1. Cf. Chrysostom, Hom. Jo., 34.1 (NPNF1, 14:117).

2. See also Craig S. Keener, The Gospel of John: A Commentary (Peabody, Mass.: Hendrickson, 2003), 627.

3. Cf. John 4:17b–18, 29a; Augustine, Serm., 51.2 (NPNF1, 6:422–23); Chrysostom, Hom. Jo., 33.2 (NPNF1, 14:115); Origen, Comm. Jo., 1.6 (ANF, 9:300).

4. Cf. BDF, §427.2; cf. NASB95 and NET, sub. loc.; Chrysostom, Hom. Jo., 33.2, 34.1 (NPNF1, 14:116, 118).

5. Cf. Ephraim Syrus, Hymns on the Nativity, 3 (NPNF2, 13:230).

6. Keener, John, 627.

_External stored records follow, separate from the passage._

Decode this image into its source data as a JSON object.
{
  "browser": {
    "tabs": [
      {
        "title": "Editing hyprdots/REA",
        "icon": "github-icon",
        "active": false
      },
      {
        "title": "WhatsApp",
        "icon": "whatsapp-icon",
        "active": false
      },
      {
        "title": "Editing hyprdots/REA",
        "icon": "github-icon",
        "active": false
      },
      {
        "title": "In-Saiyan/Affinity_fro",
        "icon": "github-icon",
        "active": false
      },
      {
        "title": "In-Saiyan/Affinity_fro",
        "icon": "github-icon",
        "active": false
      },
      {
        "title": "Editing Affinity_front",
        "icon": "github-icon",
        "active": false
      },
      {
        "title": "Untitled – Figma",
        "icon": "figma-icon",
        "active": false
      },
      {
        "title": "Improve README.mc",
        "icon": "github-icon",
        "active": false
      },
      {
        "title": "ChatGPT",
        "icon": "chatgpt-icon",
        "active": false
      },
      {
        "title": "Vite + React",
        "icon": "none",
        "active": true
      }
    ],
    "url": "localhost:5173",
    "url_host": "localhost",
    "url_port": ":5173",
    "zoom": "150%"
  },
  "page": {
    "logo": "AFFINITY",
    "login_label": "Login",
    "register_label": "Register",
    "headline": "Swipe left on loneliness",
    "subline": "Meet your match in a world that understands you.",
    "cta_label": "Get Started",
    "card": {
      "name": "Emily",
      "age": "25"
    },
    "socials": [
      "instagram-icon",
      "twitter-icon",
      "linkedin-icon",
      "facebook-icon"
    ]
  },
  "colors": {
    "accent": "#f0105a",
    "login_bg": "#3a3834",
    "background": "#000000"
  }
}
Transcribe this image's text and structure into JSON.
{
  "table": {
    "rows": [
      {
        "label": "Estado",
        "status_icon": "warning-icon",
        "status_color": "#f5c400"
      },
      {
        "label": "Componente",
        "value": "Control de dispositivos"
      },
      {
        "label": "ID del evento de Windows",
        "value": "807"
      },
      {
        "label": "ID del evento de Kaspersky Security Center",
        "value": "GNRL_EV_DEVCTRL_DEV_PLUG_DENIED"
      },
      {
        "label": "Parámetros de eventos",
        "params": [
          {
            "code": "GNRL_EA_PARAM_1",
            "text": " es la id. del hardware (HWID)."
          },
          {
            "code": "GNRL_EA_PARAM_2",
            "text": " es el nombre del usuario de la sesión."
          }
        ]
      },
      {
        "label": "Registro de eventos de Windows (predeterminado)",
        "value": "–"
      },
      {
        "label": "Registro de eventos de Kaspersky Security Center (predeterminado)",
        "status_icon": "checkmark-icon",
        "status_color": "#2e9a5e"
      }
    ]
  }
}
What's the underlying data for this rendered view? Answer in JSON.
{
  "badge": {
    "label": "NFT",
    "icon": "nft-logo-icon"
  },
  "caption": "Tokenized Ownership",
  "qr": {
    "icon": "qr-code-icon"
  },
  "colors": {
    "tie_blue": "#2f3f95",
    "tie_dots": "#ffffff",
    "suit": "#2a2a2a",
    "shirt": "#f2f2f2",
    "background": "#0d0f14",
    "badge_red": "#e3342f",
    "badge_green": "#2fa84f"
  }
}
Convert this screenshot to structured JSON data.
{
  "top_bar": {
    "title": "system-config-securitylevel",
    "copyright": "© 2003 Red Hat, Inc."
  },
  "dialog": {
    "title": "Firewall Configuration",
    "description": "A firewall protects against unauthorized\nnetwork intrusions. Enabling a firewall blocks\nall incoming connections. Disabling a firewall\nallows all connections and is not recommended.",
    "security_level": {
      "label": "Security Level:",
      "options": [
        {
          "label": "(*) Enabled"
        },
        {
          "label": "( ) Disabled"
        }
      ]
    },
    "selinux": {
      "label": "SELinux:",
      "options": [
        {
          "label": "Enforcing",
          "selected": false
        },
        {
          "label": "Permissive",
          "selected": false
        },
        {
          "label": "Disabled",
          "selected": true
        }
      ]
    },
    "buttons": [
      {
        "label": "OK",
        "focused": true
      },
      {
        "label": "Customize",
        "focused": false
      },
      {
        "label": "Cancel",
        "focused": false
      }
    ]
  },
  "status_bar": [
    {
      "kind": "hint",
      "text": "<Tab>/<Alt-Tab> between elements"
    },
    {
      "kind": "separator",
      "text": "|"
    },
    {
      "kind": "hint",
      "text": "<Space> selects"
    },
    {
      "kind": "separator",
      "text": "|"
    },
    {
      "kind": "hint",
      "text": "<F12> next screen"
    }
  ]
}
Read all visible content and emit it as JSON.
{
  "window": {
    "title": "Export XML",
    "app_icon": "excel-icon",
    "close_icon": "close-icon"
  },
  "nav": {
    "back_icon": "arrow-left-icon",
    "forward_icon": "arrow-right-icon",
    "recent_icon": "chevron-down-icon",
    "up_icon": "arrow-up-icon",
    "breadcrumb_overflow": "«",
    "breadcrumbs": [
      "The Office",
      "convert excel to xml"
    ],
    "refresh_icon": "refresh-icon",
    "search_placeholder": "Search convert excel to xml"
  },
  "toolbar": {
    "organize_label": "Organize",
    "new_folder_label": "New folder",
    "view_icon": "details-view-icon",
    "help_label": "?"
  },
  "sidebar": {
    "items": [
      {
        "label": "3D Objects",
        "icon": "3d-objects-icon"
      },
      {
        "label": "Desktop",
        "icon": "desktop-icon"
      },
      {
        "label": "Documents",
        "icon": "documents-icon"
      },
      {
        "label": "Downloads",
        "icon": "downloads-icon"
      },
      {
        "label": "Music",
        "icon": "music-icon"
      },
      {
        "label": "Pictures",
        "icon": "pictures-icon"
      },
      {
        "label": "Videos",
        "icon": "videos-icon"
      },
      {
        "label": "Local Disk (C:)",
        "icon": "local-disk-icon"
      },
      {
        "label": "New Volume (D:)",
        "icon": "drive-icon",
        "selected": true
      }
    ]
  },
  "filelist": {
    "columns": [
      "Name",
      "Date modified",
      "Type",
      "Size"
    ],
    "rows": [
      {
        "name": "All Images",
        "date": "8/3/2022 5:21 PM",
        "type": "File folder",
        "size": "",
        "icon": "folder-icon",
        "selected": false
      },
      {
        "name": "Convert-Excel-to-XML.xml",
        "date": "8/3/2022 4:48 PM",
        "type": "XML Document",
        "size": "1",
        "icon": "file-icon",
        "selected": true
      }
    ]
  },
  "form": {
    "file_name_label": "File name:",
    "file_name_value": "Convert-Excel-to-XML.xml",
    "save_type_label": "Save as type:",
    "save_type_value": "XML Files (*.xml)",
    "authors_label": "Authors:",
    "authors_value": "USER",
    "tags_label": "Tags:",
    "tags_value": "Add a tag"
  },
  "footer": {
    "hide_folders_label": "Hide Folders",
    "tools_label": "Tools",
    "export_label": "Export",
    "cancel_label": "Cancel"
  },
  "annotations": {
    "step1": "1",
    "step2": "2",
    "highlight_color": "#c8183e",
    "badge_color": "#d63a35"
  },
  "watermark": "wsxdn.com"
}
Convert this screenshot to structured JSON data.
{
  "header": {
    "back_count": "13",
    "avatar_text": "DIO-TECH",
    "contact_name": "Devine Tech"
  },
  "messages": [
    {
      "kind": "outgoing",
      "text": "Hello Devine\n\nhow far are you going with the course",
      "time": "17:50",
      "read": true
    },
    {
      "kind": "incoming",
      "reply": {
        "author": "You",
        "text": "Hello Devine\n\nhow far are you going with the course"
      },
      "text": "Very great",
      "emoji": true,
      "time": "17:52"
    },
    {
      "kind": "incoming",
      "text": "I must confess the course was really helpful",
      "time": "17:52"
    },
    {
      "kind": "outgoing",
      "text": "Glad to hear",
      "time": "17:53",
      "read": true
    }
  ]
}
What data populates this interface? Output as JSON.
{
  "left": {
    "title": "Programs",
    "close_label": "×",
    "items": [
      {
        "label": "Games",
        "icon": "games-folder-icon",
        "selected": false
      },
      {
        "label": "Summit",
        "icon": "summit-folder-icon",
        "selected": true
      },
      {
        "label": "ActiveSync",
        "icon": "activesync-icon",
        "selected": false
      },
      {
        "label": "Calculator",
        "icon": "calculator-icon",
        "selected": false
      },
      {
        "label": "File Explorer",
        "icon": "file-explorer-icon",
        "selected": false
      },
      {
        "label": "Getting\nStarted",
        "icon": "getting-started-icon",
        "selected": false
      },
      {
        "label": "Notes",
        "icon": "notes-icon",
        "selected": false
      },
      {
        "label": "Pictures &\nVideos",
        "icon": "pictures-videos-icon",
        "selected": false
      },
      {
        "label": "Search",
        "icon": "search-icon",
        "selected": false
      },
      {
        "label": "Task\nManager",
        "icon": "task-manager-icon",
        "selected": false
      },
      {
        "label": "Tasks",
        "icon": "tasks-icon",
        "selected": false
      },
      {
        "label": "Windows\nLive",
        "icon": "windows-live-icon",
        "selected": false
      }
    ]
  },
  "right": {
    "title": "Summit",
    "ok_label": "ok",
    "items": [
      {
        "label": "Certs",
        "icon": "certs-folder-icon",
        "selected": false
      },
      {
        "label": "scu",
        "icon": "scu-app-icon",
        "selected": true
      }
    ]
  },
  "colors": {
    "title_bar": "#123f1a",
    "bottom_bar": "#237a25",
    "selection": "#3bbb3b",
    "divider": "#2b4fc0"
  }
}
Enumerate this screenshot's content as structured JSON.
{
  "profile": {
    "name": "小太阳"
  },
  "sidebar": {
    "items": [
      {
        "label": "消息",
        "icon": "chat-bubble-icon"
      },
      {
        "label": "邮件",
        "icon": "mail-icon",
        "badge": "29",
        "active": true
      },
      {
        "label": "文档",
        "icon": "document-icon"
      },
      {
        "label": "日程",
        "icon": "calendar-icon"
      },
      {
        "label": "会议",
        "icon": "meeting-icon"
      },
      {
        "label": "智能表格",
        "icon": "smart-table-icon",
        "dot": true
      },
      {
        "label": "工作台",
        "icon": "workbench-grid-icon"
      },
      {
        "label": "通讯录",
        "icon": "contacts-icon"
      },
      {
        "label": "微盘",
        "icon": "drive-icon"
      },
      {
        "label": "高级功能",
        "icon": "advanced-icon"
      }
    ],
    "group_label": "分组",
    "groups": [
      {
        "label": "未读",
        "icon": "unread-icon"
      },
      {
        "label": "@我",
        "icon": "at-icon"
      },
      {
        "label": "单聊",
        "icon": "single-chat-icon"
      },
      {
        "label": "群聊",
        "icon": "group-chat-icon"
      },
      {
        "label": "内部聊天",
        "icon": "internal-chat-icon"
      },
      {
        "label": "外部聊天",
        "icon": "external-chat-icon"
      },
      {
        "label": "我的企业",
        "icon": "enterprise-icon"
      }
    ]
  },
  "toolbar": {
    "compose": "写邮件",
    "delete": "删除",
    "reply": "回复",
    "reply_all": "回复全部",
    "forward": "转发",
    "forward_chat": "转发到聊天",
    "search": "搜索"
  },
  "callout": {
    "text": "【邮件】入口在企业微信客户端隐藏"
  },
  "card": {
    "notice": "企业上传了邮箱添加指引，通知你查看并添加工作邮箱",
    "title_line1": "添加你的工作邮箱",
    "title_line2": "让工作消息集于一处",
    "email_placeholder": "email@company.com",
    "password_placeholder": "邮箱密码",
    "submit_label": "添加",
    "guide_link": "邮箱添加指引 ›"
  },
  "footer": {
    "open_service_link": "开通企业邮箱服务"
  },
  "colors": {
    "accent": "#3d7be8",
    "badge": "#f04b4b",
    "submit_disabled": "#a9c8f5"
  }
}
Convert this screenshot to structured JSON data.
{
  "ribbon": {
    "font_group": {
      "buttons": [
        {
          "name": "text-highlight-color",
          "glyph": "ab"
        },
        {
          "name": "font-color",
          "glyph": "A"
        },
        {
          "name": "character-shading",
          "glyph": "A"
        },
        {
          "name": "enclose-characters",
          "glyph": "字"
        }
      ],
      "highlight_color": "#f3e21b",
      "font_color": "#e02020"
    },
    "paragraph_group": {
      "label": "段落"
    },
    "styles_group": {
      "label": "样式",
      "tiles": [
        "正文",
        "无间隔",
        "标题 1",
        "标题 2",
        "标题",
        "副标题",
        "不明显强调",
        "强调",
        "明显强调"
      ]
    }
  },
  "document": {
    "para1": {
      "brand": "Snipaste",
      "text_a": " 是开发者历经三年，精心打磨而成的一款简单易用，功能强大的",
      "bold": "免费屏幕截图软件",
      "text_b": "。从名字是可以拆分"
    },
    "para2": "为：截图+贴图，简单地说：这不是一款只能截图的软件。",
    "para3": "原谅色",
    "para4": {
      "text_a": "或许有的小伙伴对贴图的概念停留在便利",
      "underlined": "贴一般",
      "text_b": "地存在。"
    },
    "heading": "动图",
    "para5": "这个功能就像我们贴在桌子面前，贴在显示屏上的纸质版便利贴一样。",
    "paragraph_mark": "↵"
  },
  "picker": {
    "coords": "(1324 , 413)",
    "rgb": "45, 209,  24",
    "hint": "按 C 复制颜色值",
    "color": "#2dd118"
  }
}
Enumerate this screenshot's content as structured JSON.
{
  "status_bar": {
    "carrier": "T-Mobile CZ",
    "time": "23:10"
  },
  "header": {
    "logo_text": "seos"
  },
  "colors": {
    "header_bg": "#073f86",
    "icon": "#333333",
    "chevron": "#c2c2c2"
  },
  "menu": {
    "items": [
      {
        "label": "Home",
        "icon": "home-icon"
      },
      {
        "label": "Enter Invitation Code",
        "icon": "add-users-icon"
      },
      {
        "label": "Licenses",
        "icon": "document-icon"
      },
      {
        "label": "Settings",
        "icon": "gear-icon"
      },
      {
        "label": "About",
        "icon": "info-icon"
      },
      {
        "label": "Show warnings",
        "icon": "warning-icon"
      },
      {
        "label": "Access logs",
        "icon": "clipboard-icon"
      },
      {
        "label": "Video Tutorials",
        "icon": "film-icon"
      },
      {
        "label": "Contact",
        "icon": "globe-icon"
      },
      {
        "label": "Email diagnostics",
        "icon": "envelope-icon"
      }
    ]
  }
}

7. The phrase “in spirit and truth” (John 4:23–24; ἐν πνεύματι καὶ ἀληθείᾳ) may include a hendiadys (Keener, John, 615–18). Or, the two objects of the preposition “in” (ἐν) may be “separate . . . but epexegetically related” (Andreas J. Köstenberger, John [Baker Exegetical Commentary on the New Testament; Grand Rapids: Baker, 2004], 156n50). In either case, because of the close connection that John 4:23–24 proposes between “spirit” and “truth,” “truly” (John 4:42; ἀληθῶς) in the mouths of the Samaritans may well situate them as or among the “true worshipers” (John 4:23; ἀληθινοὶ προσκυνηταί) of the Father in that “hour [that] is coming and now is” (John 4:23; ἔρχεται ὥρα καὶ νῦν ἐστιν).